Peace Boat invites 100 A-bomb survivors to convey their voices to the world

by Hiromi Morita, Staff Writer

Peace Boat, a Tokyo-based NGO promoting international exchange through voyages around the world, announced on July 3 that it will invite 100 A-bomb survivors on a 103-day voyage from August 28 to December 8, 2008 at no cost. The objective is to convey the voices of A-bomb survivors in person to the citizens of nuclear weapons states and in conflict-affected regions.

The ship will start its voyage from Yokohama port and cruise from Asia to the Mediterranean Sea and the South Pacific Ocean. It will stop at 22 ports in 21 countries and regions, including India, a nuclear weapons state, Tahiti, a nuclear test-affected island, and Vietnam, which suffered from Agent Orange defoliant during war with the United States. The organizer plans to hold several occasions for A-bomb survivors to share their experiences.

Peace Boat has been in consultation with such organizations as the Japan Confederation of A- and H-Bomb Sufferers Organizations through the planning stage, taking the health conditions and other needs of A-bomb survivors into consideration. Medical personnel involved in the care of A-bomb survivors will join the voyage.

The trip is being coordinated by Peace Boat and planned and implemented by a travel agency in Tokyo. A total of 1,000 passengers can take part in this special voyage. While the cost for ordinary participants, including meals, ranges from 1,480,000 yen to 3,300,000 yen per person, A-bomb survivors will not be required to pay this fee.

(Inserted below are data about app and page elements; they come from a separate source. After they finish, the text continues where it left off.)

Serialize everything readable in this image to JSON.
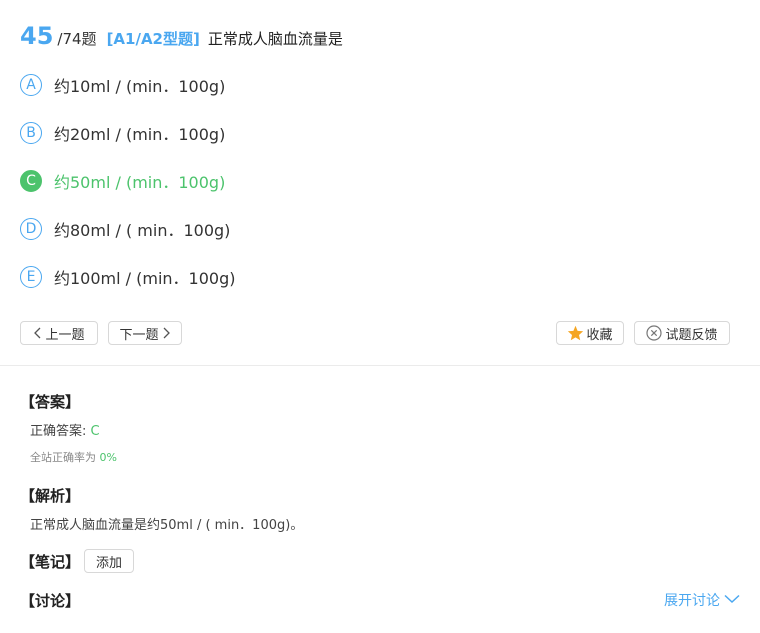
{
  "question": {
    "number": "45",
    "total": "/74题",
    "type": "[A1/A2型题]",
    "stem": "正常成人脑血流量是"
  },
  "options": [
    {
      "letter": "A",
      "text": "约10ml / (min．100g)"
    },
    {
      "letter": "B",
      "text": "约20ml / (min．100g)"
    },
    {
      "letter": "C",
      "text": "约50ml / (min．100g)"
    },
    {
      "letter": "D",
      "text": "约80ml / ( min．100g)"
    },
    {
      "letter": "E",
      "text": "约100ml / (min．100g)"
    }
  ],
  "selected_option": "C",
  "nav": {
    "prev_label": "上一题",
    "next_label": "下一题",
    "favorite_label": "收藏",
    "feedback_label": "试题反馈"
  },
  "answer": {
    "title": "【答案】",
    "correct_label": "正确答案: ",
    "correct_value": "C",
    "rate_label": "全站正确率为 ",
    "rate_value": "0%"
  },
  "analysis": {
    "title": "【解析】",
    "text": "正常成人脑血流量是约50ml / ( min．100g)。"
  },
  "notes": {
    "title": "【笔记】",
    "add_label": "添加"
  },
  "discussion": {
    "title": "【讨论】",
    "expand_label": "展开讨论"
  },
  "colors": {
    "accent": "#4aa7f0",
    "correct": "#4cc36c",
    "star": "#f5a623"
  },
  "icons": [
    "chevron-left-icon",
    "chevron-right-icon",
    "star-icon",
    "close-circle-icon",
    "chevron-down-icon"
  ]
}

Akira Kawasaki, 39, Executive Committee Member of Peace Boat, remarked, “We are committed to conveying the horror of nuclear weapons through the experience of Hiroshima and Nagasaki, as the horror of these weapons has not been fully grasped by the world.”

(Originally published on July 4, 2008)